### Supplied entries
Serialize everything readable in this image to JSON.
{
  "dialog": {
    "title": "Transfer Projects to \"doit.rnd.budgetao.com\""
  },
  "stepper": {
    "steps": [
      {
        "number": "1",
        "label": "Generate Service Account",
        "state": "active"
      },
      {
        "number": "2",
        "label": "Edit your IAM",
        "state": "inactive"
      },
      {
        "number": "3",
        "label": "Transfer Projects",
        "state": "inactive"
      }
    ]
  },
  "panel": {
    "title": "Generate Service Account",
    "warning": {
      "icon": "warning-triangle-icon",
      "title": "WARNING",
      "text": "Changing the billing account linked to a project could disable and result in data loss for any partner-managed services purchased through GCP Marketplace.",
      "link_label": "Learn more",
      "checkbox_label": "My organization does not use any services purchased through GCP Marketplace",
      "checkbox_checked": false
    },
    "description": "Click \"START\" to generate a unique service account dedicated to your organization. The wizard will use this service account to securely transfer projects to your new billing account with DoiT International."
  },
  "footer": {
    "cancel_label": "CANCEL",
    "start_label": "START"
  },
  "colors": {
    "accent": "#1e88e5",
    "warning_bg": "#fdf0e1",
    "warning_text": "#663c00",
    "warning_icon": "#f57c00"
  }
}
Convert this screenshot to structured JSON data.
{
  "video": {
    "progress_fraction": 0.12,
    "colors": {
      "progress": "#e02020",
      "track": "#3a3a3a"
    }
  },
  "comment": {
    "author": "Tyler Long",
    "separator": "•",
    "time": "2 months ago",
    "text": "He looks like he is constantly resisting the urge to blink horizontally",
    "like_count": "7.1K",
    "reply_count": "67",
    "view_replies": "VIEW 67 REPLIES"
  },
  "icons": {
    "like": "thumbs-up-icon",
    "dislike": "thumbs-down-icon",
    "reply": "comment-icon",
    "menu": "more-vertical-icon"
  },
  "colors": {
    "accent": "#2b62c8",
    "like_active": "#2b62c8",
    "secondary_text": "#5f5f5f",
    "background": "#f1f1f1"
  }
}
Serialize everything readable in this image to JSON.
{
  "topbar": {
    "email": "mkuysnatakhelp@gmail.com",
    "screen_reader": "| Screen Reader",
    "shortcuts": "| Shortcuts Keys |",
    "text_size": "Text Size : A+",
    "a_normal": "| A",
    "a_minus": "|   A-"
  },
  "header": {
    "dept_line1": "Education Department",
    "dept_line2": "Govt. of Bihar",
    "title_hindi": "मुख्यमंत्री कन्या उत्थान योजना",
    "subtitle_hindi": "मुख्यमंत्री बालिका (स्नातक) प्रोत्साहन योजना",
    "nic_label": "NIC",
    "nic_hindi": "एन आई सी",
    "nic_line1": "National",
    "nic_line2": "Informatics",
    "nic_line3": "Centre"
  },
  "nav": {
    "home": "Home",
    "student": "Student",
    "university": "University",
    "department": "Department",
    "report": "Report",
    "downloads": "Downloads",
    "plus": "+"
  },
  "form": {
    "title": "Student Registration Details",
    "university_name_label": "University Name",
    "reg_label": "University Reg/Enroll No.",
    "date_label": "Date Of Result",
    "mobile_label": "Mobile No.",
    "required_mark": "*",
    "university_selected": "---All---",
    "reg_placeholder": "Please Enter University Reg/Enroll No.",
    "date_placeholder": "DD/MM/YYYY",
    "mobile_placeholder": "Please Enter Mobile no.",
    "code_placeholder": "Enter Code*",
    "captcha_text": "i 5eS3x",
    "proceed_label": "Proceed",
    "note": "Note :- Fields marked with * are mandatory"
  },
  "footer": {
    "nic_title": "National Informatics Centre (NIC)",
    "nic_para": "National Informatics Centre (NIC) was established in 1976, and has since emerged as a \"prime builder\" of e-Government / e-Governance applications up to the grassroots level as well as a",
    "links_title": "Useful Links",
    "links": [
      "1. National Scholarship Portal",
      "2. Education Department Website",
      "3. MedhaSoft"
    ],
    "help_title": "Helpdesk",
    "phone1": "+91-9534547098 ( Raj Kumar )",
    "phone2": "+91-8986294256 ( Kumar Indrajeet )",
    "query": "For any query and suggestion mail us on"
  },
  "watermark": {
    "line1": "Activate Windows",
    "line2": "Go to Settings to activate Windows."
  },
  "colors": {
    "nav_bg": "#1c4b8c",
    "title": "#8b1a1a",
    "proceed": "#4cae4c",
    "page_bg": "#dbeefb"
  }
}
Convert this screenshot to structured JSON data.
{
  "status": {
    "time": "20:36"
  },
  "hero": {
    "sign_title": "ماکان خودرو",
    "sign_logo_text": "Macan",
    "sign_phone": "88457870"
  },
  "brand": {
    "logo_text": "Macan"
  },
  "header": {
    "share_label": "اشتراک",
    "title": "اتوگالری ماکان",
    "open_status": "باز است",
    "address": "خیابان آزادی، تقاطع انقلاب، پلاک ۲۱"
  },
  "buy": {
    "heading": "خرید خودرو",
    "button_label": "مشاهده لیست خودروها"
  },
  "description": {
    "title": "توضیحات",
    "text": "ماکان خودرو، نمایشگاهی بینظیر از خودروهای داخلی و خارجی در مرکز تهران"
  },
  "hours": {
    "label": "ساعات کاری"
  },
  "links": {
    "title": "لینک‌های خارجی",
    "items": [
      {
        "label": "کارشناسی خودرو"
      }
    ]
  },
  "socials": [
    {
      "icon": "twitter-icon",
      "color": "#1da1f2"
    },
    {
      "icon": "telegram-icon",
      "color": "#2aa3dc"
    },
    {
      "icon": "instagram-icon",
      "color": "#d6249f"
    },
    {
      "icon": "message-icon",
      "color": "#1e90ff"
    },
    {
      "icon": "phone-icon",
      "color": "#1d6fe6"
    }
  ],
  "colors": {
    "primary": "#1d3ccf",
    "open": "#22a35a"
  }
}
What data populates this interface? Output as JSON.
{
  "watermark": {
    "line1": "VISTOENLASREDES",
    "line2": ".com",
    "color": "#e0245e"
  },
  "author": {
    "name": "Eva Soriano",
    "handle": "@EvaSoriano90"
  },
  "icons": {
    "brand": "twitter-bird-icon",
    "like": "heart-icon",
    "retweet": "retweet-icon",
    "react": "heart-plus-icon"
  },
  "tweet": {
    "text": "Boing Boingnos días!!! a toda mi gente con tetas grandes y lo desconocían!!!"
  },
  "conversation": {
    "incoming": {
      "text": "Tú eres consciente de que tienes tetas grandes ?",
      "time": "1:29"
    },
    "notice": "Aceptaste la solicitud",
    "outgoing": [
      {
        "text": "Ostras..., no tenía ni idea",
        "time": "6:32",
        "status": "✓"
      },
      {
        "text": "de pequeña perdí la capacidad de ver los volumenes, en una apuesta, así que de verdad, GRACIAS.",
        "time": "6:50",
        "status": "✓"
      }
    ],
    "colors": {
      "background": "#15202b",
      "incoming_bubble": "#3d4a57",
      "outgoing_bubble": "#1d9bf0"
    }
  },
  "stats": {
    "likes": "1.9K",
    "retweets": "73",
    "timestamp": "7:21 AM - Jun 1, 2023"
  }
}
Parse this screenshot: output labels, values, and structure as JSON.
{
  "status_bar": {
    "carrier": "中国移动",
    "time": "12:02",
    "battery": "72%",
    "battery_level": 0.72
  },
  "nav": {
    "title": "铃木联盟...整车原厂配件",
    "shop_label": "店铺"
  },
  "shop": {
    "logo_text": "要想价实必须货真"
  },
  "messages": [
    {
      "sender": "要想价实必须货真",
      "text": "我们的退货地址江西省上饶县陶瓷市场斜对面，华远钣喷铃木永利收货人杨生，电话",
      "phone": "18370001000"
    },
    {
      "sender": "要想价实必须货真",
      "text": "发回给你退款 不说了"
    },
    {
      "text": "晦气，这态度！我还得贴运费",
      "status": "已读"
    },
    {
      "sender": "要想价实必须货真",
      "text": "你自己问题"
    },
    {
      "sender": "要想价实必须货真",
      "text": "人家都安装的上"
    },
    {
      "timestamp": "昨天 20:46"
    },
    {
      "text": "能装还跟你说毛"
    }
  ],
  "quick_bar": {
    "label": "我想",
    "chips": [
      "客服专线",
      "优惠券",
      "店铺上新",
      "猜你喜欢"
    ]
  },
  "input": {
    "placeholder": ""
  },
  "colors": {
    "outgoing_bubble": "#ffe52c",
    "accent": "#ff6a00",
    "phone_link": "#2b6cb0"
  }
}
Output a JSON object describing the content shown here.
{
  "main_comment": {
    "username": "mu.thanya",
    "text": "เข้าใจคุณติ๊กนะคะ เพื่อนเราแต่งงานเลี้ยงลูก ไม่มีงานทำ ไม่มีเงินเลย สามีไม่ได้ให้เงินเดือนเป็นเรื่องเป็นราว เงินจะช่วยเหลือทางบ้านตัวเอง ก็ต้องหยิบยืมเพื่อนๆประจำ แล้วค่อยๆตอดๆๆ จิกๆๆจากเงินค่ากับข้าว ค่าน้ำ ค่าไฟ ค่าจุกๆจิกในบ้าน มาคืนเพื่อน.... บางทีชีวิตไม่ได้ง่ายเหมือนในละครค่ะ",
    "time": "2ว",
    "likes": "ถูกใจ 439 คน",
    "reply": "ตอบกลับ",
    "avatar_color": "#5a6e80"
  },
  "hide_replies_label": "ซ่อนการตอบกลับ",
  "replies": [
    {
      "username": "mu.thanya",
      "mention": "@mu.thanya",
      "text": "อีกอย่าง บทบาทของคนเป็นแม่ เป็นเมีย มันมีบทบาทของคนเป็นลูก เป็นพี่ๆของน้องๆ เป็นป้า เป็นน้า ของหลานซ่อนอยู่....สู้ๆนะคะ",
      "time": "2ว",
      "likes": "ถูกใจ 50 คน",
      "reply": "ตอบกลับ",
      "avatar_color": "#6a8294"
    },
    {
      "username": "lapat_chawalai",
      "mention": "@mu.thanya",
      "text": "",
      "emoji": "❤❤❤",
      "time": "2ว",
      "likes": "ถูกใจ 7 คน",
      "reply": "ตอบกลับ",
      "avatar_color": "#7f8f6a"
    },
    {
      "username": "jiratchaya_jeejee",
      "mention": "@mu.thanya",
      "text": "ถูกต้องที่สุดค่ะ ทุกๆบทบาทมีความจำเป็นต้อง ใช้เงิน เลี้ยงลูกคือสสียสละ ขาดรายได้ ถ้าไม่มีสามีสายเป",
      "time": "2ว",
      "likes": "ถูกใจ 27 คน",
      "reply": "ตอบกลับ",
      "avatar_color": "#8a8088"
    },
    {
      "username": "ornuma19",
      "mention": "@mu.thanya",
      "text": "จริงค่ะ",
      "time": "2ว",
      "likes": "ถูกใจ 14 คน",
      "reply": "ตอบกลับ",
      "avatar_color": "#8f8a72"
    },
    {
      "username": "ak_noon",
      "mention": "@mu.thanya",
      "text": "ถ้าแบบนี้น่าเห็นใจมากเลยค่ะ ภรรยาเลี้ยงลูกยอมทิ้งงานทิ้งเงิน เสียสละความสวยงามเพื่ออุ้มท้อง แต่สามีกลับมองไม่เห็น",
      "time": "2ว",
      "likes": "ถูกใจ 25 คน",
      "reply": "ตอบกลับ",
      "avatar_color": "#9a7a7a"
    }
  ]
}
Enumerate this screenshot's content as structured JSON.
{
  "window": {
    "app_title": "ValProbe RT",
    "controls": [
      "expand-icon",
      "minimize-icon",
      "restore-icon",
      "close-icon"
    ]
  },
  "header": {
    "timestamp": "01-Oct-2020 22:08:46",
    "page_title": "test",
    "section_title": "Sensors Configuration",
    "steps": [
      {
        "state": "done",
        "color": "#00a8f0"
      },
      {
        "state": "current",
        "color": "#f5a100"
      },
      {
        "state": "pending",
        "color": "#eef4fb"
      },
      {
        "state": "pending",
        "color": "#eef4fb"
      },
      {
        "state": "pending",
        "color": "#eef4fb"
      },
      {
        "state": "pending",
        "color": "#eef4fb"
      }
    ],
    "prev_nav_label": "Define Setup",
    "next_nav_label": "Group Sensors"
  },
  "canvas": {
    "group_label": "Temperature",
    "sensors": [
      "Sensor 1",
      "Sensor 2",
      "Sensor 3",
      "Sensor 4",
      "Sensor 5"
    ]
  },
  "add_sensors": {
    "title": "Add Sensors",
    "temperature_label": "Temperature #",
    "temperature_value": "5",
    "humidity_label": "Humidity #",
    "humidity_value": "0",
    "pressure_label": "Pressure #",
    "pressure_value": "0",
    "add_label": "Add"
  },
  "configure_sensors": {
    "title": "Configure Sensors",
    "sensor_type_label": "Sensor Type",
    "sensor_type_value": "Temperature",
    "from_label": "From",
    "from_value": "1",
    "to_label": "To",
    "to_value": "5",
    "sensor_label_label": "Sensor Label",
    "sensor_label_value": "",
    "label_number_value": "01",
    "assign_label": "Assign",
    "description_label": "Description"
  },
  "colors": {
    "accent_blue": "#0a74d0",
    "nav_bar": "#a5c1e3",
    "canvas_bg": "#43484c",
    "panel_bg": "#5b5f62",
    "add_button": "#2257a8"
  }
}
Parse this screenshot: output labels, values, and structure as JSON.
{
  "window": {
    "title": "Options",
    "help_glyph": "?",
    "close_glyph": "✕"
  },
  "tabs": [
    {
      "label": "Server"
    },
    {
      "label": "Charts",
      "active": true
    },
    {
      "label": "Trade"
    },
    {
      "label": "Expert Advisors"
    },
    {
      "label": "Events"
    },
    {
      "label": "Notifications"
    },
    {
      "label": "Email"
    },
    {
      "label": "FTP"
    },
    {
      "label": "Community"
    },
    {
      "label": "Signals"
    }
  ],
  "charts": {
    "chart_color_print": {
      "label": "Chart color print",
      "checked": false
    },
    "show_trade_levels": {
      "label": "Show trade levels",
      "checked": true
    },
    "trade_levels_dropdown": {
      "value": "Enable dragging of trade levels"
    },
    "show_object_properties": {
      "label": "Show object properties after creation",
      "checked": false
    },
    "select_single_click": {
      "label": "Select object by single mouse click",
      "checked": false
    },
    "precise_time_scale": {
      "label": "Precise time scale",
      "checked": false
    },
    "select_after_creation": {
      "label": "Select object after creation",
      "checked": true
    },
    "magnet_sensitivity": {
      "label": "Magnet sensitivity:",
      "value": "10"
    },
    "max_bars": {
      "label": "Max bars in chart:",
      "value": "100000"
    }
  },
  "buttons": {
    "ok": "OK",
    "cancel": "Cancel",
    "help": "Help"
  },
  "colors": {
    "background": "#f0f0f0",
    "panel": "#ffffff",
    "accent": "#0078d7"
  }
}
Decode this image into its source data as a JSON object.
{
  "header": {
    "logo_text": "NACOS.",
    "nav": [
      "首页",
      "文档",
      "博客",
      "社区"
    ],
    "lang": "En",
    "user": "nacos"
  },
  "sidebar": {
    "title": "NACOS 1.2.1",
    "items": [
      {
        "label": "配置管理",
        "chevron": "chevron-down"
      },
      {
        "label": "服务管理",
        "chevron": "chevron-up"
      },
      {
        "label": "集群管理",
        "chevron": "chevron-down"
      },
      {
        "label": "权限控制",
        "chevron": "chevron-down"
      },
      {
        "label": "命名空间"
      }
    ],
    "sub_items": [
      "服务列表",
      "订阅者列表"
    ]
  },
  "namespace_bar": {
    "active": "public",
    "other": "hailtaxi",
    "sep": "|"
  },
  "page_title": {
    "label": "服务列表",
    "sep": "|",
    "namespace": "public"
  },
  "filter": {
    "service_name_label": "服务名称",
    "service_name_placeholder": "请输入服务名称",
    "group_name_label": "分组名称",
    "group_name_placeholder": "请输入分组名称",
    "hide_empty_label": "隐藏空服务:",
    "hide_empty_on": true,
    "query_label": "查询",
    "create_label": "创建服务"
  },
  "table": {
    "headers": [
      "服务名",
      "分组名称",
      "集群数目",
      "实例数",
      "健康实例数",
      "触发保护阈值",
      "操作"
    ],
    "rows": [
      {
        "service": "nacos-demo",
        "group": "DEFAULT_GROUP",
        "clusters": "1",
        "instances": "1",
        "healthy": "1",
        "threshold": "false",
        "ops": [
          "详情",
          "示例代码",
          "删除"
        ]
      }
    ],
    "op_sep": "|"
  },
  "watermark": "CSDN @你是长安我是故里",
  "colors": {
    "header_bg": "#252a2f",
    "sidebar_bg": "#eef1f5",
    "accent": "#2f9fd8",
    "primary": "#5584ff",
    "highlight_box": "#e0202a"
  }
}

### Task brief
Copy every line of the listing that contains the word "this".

### Completed exercise
Serialize everything readable in this image to JSON.
    "description": "Click \"START\" to generate a unique service account dedicated to your organization. The wizard will use this service account to securely transfer projects to your new billing account with DoiT International."
Convert this screenshot to structured JSON data.
Serialize everything readable in this image to JSON.
Convert this screenshot to structured JSON data.
What data populates this interface? Output as JSON.
Parse this screenshot: output labels, values, and structure as JSON.
Enumerate this screenshot's content as structured JSON.
Parse this screenshot: output labels, values, and structure as JSON.
Decode this image into its source data as a JSON object.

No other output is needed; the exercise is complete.